Working together to develop successful lives from childhood to adulthood.
Judson Center Autism Connections has sites conveniently located in Royal Oak, Farmington Hills, Ann Arbor, Flint and Warren to serve you and your family. Locations are conveniently located in a friendly environment where all are welcome.
Individuals with a diagnosis of ASD make great strides in many areas of their lives through our comprehensive services that meet the needs of all ages.
At Judson Center’s Autism Connections, we realize that an Autism diagnosis impacts the entire family not just the individual. That’s why we offer a comprehensive approach designed to embrace the individual needs of those with a diagnosis of autism spectrum disorder (ASD) and their families from age two through early adulthood. We provide evidenced based, applied behavioral analysis services (ABA) to the individual, as well as counseling services, parent trainings, sibshops and events/workshops for family members.
Our focus is on providing a continuum of care, from teaching pre education skills (communication, play behaviors) with a three year old, to addressing skills needed for an adolescent or young adults, such as community skills, daily living skills and pre-vocational skills.
We pride ourselves on our robust staff training, as well as continued education requirements of our Board Certified Behavior Analysts (BCBAs), and Behavior Tutors. Each staff member provides high-quality goal- and data-driven services in their specialty area. All services are individualized to meet the needs of the client.
Autism services at Judson Center are unique, as we have provided quality services long before most providers became established. We offer a comprehensive, continuum approach, where there are services for all family members, and from early on needs to transitional living skills for soon to be adults.
Michelle earned a Bachelor of Science degree from Eastern Michigan University and a Master of Social Work from Wayne State University. She is a graduate of the National Leadership Institute on Developmental Disabilities at the University of Delaware, holds a LMSW in the State of Michigan with both clinical and macro designations, and is a Blue Cross Blue Shield of Michigan Provider.
Prior to joining Judson Center, she served as Executive Director, Statewide Autism Services, at Grand Rapids, Mich.-based Hope Network, where she managed the Center for Autism at five locations and developed a partnership with Michigan State University College of Human Medicine and the College of Research, Autism, Intellectual and Neuro Development Disorders to support diagnosis and research of autism.
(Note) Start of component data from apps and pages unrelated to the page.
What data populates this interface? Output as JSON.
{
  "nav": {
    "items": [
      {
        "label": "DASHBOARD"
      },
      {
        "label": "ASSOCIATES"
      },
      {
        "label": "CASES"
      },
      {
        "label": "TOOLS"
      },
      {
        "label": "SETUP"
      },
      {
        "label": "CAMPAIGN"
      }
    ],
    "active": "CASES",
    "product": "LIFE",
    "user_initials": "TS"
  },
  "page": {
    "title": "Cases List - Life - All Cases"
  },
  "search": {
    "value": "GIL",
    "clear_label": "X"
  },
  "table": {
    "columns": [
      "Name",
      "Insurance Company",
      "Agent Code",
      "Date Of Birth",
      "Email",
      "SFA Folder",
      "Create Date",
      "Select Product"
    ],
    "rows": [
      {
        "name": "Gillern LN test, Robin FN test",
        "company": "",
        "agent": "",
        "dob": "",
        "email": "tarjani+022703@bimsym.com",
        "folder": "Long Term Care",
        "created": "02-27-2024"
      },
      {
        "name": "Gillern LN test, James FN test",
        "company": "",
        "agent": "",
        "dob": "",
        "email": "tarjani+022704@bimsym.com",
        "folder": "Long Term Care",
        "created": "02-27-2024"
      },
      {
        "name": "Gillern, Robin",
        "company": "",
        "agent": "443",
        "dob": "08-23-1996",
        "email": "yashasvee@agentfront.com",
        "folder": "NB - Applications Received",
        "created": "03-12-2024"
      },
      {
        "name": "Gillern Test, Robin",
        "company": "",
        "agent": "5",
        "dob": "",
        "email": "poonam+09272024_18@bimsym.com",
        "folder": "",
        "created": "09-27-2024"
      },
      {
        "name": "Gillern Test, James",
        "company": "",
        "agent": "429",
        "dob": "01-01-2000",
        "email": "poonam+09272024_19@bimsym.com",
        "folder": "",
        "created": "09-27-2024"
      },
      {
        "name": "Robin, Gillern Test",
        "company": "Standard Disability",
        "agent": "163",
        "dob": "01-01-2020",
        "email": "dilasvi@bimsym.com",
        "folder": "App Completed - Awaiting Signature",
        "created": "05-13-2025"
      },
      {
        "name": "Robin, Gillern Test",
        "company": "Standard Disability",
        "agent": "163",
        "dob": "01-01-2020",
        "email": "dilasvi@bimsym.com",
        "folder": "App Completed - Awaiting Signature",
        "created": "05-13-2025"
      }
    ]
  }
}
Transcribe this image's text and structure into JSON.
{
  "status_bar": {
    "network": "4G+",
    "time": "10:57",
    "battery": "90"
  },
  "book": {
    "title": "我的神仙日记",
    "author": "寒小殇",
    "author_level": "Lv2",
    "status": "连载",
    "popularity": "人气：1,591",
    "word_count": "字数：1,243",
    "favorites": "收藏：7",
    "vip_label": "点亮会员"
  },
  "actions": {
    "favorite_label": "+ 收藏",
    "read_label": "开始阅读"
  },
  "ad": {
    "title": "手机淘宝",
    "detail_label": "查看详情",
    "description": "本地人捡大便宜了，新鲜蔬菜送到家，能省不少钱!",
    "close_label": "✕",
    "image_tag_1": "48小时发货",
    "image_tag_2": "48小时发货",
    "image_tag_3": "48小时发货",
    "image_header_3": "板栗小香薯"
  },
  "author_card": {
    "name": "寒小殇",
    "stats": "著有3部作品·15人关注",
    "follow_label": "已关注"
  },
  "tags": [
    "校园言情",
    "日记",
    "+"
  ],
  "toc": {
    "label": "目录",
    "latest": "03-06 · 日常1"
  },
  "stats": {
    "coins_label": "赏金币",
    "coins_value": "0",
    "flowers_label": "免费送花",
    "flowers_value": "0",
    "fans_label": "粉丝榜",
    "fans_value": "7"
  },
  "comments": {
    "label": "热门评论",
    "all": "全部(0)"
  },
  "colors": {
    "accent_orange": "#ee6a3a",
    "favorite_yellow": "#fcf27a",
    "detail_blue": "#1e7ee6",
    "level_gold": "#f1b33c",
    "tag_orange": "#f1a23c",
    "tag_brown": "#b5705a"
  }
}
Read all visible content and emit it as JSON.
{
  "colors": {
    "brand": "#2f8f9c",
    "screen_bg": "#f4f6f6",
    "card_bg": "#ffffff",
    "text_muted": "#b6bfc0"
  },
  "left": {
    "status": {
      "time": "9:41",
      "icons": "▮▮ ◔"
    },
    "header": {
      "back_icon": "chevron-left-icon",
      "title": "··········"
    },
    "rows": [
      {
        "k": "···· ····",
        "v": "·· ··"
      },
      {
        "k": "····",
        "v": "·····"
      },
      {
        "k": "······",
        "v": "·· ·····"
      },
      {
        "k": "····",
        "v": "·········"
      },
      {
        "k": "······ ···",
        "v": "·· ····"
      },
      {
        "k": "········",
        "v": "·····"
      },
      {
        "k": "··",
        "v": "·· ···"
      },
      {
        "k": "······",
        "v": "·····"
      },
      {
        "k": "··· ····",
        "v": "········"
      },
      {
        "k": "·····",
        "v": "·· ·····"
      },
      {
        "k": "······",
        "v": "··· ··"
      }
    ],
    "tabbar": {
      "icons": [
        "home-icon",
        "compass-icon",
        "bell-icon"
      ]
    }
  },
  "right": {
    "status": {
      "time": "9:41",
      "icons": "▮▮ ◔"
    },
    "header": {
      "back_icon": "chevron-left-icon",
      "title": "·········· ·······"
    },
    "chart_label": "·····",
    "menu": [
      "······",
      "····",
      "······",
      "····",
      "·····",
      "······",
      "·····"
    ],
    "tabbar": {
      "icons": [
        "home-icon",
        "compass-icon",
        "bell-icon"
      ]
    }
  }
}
Michelle also worked for Beaumont Healthcare System’s Center for Exceptional Families (CEF) in Dearborn, Mich., where she advanced in a variety of roles, starting from social worker, case manager, and manager of physician practices, to serving as associate director and director.
Autism spectrum disorder is a neuro-biological disorder that impacts the development of social skills, communication skills, sensory regulation and behaviors.
Children with a diagnosis of an autism spectrum disorder (ASD) typically have poor eye contact, however, not all children with poor eye contact have a diagnosis of ASD. Be sure to have your child evaluated to determine their needs.
Not necessarily. Those diagnosed with an autism spectrum disorder are impacted in communication skills, but also social skills, and display restricted interests, and often repetitive behaviors (e.g. flapping their hands).
Families should ask their pediatricians to complete a ‘screen’ to see if there are enough signs that indicate autism. If the screen is positive, it does not mean your child has autism, but that they should be evaluated for autism. Your insurance company can then direct you to what Autism Approved Evaluation Center would be able to take your insurance, and conduct the assessment.
No. Many individuals with an autism diagnosis are able to develop and strengthen skills, and hold successful jobs, develop friendships, as well as get married and have a family. All individuals with an autism spectrum disorder (ASD) are unique, with varying strengths, abilities, and needs.
Flint, MI 48507
Warren, MI 48093
Royal Oak, MI 48073